Another approach is to consolidate all your balances into a single, lower-rate account.
Understanding Debt Consolidation
With debt consolidation, you end up with one balance, one bill, and one monthly payment. That simplifies recordkeeping and makes it easier to pay on time. It may also help reduce your monthly payment amount and could save you money on interest charges over the long run.
Find the right debt consolidation plan
Here are three common ways to consolidate debt:
- Transfer balances to a single credit card. This can be a particularly good option for moderate debts. Look for low rates and special balance transfer offers. For instance, the KeyBank Latitude® credit card has a special low introductory APR of 0% for the first 15 billing cycles on purchases and balance transfers (made within 60 days of account opening)1.
- Take out a personal loan. This may be good choice for larger debts. It gives you a fixed interest rate, a fixed monthly payment, and a specific time line for paying off your balance. Since the loan amount is only what you need to pay off your debt, it also helps prevent the temptation of running up more debt. Key has an Unsecured Personal Loan with rates and benefits that may work for you.
- Use your home’s equity. If you have available equity in your home, you may be able to borrow against it to consolidate your debt. A Home Equity Line of Credit typically has lower rates than most credit cards, and you can choose principal and interest or interest only payment options.
Keep Moving Forward

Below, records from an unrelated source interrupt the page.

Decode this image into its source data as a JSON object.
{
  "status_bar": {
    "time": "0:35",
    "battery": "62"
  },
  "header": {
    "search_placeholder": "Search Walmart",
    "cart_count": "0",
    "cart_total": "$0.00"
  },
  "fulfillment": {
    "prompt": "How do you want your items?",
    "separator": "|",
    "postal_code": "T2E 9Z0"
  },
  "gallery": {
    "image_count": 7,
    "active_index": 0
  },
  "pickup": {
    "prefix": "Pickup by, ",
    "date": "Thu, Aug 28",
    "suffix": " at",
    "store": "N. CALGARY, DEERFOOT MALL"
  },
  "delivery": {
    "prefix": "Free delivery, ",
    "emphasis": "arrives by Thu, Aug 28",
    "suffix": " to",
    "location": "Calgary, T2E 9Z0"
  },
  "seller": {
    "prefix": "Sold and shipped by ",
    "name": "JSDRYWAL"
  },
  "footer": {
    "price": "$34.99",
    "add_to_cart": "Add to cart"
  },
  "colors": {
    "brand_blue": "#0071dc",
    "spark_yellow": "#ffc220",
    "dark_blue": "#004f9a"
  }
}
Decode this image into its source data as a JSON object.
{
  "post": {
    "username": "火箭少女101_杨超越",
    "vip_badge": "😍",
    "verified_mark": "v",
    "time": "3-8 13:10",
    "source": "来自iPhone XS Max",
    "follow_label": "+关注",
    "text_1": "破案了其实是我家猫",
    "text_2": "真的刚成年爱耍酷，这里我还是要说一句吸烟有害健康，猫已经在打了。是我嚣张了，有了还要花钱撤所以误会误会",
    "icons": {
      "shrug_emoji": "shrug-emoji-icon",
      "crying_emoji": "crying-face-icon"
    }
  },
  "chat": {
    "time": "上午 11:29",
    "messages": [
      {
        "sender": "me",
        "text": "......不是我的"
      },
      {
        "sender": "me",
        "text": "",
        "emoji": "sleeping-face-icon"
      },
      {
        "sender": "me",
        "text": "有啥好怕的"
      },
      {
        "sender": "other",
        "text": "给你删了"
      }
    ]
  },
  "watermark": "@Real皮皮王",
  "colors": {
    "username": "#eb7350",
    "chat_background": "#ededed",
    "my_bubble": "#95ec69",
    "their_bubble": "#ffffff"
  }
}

Whichever method you choose, stick to your plan until your debt is gone. Then make sure you don’t let fall into old habits. Consider taking the money you were using to make debt payments and put it into an emergency savings fund. That can be your go-to source, instead of credit cards, when unexpected expenses arise. And stick to a budget that ensures you spend less than you make — so you can keep moving forward in good financial health.